Apple reportedly rejecting coronavirus apps not developed by recognized institutions
In what appears to be a bid to halt the spread of misinformation, Apple is restricting distribution of apps related to COVID-19 to recognized health agencies and institutions, a report said Thursday.
While Apple has yet announce hard and fast App Store rules regarding apps that provide information about the coronavirus outbreak, four independent developers told CNBC that their software was rejected because it lacked backing from an official health agency or public entity.
Apple reportedly told one developer that all apps related to COVID-19 must be published by a health organization or government. Another developer received an email from Apple saying, "Apps with information about current medical information need to be submitted by a recognized institution."
Origin, and not content, appears to be a major deciding factor in Apple's decision making process. According to the report, some denied apps incorporated publicly available information from established sources like the World Health Organization (WHO). Citing a person familiar with the matter, the report says App Store editors are evaluating apps based on where a title's health data originates and whether the publishing developer is associated with a trusted organization.

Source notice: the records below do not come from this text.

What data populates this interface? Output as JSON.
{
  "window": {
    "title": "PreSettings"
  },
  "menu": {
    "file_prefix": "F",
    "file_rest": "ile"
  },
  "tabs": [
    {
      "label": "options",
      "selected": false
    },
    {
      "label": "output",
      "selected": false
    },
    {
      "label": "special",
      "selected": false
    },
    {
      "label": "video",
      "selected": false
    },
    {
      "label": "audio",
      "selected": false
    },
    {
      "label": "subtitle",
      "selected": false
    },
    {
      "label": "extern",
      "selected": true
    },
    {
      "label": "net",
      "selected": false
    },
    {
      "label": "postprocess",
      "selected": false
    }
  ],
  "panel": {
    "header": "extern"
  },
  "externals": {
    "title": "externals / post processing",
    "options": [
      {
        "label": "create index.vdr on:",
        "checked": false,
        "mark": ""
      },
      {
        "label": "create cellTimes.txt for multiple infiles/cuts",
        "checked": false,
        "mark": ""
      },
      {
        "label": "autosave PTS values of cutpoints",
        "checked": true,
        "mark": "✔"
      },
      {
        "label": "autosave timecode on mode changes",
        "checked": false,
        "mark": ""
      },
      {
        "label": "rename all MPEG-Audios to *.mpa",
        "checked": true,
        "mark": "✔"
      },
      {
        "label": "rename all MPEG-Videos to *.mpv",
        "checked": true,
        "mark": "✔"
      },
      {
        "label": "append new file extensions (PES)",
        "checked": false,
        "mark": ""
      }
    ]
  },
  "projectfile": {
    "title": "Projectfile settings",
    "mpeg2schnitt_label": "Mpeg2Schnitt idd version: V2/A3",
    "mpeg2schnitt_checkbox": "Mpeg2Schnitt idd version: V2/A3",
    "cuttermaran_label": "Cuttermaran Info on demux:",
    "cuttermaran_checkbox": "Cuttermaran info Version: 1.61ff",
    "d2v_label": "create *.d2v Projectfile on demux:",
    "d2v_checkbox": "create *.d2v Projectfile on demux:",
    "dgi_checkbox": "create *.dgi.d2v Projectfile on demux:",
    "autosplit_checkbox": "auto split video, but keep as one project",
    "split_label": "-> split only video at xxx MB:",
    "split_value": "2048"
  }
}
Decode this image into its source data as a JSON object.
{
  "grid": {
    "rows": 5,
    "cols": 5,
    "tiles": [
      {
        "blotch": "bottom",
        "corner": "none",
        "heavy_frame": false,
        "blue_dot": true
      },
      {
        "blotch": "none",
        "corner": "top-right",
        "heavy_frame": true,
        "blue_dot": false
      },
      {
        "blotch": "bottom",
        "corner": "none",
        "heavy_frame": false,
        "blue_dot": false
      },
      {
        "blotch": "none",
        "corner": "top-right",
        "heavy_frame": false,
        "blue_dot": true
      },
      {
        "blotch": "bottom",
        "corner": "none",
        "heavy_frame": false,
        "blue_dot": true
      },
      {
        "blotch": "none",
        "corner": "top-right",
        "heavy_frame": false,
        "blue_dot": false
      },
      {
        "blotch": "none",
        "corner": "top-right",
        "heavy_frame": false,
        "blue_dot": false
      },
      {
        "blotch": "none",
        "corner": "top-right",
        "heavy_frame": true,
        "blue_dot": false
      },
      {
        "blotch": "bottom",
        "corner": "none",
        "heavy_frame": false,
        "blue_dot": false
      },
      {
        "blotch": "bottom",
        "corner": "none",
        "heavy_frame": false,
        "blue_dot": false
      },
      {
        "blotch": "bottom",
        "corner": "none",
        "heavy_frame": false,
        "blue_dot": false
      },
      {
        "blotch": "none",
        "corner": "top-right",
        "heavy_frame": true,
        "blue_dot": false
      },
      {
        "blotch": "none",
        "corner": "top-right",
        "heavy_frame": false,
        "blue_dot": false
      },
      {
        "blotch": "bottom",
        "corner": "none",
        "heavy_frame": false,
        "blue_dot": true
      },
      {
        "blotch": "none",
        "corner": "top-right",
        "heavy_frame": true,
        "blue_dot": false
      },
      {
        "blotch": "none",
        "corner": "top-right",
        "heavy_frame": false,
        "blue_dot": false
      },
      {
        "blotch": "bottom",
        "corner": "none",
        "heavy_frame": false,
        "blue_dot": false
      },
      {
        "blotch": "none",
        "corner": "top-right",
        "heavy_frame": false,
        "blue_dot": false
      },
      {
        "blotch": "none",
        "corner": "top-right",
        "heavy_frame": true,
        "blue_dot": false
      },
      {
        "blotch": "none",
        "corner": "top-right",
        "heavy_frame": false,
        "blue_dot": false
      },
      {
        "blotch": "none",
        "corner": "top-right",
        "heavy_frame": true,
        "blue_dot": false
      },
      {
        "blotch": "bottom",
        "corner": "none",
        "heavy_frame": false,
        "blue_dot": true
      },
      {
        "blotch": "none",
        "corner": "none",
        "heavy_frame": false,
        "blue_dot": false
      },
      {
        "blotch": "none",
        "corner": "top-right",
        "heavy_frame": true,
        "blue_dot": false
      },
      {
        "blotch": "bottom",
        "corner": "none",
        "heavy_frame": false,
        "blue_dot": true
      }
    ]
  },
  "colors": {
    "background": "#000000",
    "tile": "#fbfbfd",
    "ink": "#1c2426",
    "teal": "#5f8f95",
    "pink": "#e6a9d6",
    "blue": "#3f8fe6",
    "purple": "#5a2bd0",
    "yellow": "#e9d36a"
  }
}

A keyword search of "coronavirus" currently delivers only a handful of pertinent results including an ad for The Epoch Times, a tracking app created by the Brazilian government and a free mobile resource developed by Unbound Medicine called "Relief Central." The "HealthLynked COVID-19 Tracker," which incorporates data from WHO, DXY, Worldometer and Johns Hopkins, is the top result for "COVID-19," followed by the aforementioned "Relief Central" app.
Developers who saw their apps rejected said Apple cited App Store guideline 5.2.1, which states "apps should be submitted by the person or legal entity that owns or has licensed the intellectual property and other relevant rights." Further, Apple on Wednesday updated its App Store rules to include a new policy, 5.1.1.ix, that requires apps associated with "highly-regulated" fields to be submitted by a "legal entity that provides the services, and not by an individual developer."
Apple's steps to limit the spread of misinformation on the App Store follows similar initiatives by Amazon, Google, Facebook and Twitter. For example, Google Play prohibits distribution of apps that "capitalize on a natural disaster," and searches for coronavirus-related titles yielded no results on Thursday. Facebook and Twitter have instituted blanket bans on misleading virus ads, while Amazon last week said it is monitoring its storefront for price gougers. The latter effort seems to be floundering, however, as numerous listings show grossly inflated prices for a variety of everyday items like hand sanitizers, Recode reports.